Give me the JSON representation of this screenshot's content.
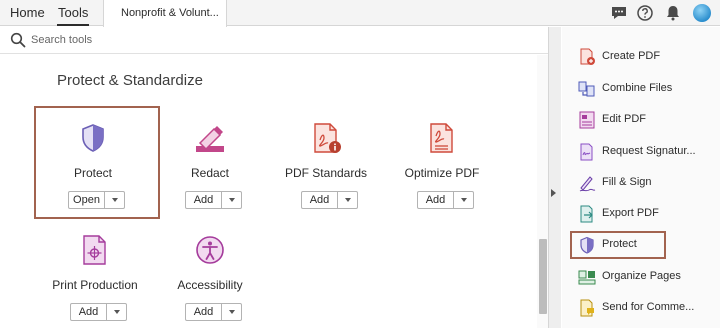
{
  "topbar": {
    "home_tab": "Home",
    "tools_tab": "Tools",
    "document_tab": "Nonprofit & Volunt...",
    "icons": [
      "comment-icon",
      "help-icon",
      "bell-icon",
      "avatar"
    ]
  },
  "search": {
    "placeholder": "Search tools"
  },
  "section": {
    "title": "Protect & Standardize"
  },
  "tools": [
    {
      "label": "Protect",
      "button": "Open",
      "icon": "shield-icon"
    },
    {
      "label": "Redact",
      "button": "Add",
      "icon": "redact-marker-icon"
    },
    {
      "label": "PDF Standards",
      "button": "Add",
      "icon": "pdf-standards-icon"
    },
    {
      "label": "Optimize PDF",
      "button": "Add",
      "icon": "optimize-pdf-icon"
    },
    {
      "label": "Print Production",
      "button": "Add",
      "icon": "print-production-icon"
    },
    {
      "label": "Accessibility",
      "button": "Add",
      "icon": "accessibility-icon"
    }
  ],
  "right_panel": {
    "items": [
      {
        "label": "Create PDF",
        "icon": "create-pdf-icon"
      },
      {
        "label": "Combine Files",
        "icon": "combine-files-icon"
      },
      {
        "label": "Edit PDF",
        "icon": "edit-pdf-icon"
      },
      {
        "label": "Request Signatur...",
        "icon": "request-signature-icon"
      },
      {
        "label": "Fill & Sign",
        "icon": "fill-sign-icon"
      },
      {
        "label": "Export PDF",
        "icon": "export-pdf-icon"
      },
      {
        "label": "Protect",
        "icon": "shield-icon"
      },
      {
        "label": "Organize Pages",
        "icon": "organize-pages-icon"
      },
      {
        "label": "Send for Comme...",
        "icon": "send-for-comment-icon"
      }
    ]
  },
  "colors": {
    "highlight_border": "#a2634f",
    "protect_purple": "#6b5fb5",
    "redact_pink": "#c2478a",
    "pdf_red": "#cf4a3b",
    "accent_blue": "#1473e6"
  }
}
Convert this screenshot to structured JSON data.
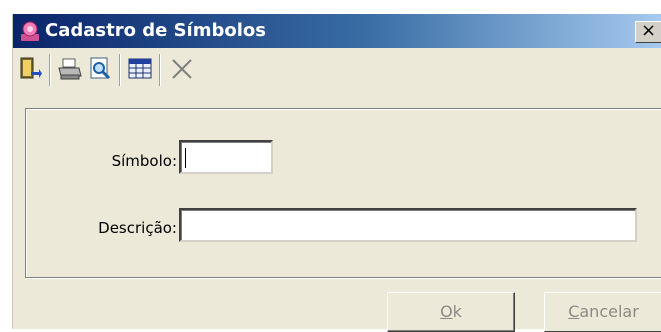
{
  "window": {
    "title": "Cadastro de Símbolos",
    "close_glyph": "×"
  },
  "toolbar": {
    "buttons": [
      {
        "icon": "exit-door-icon"
      },
      {
        "icon": "printer-icon"
      },
      {
        "icon": "print-preview-icon"
      },
      {
        "icon": "table-grid-icon"
      },
      {
        "icon": "delete-x-icon"
      }
    ]
  },
  "form": {
    "simbolo_label": "Símbolo:",
    "simbolo_value": "",
    "descricao_label": "Descrição:",
    "descricao_value": ""
  },
  "buttons": {
    "ok_mnemonic": "O",
    "ok_rest": "k",
    "cancel_mnemonic": "C",
    "cancel_rest": "ancelar"
  },
  "colors": {
    "title_bar_start": "#0a246a",
    "title_bar_end": "#a6caf0",
    "window_face": "#ece9d8"
  }
}
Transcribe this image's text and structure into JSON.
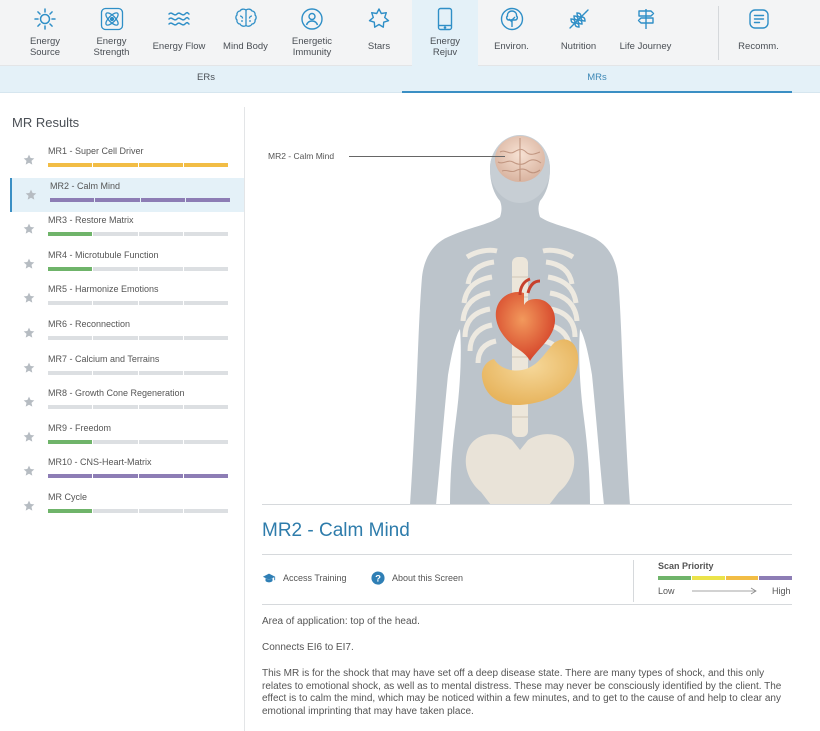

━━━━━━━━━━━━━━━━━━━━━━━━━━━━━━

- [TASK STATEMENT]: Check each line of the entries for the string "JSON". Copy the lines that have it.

- [FINISHED EXERCISE]:
Give me the JSON representation of this screenshot's content.
Convert this screenshot to structured JSON data.
Transcribe this image's text and structure into JSON.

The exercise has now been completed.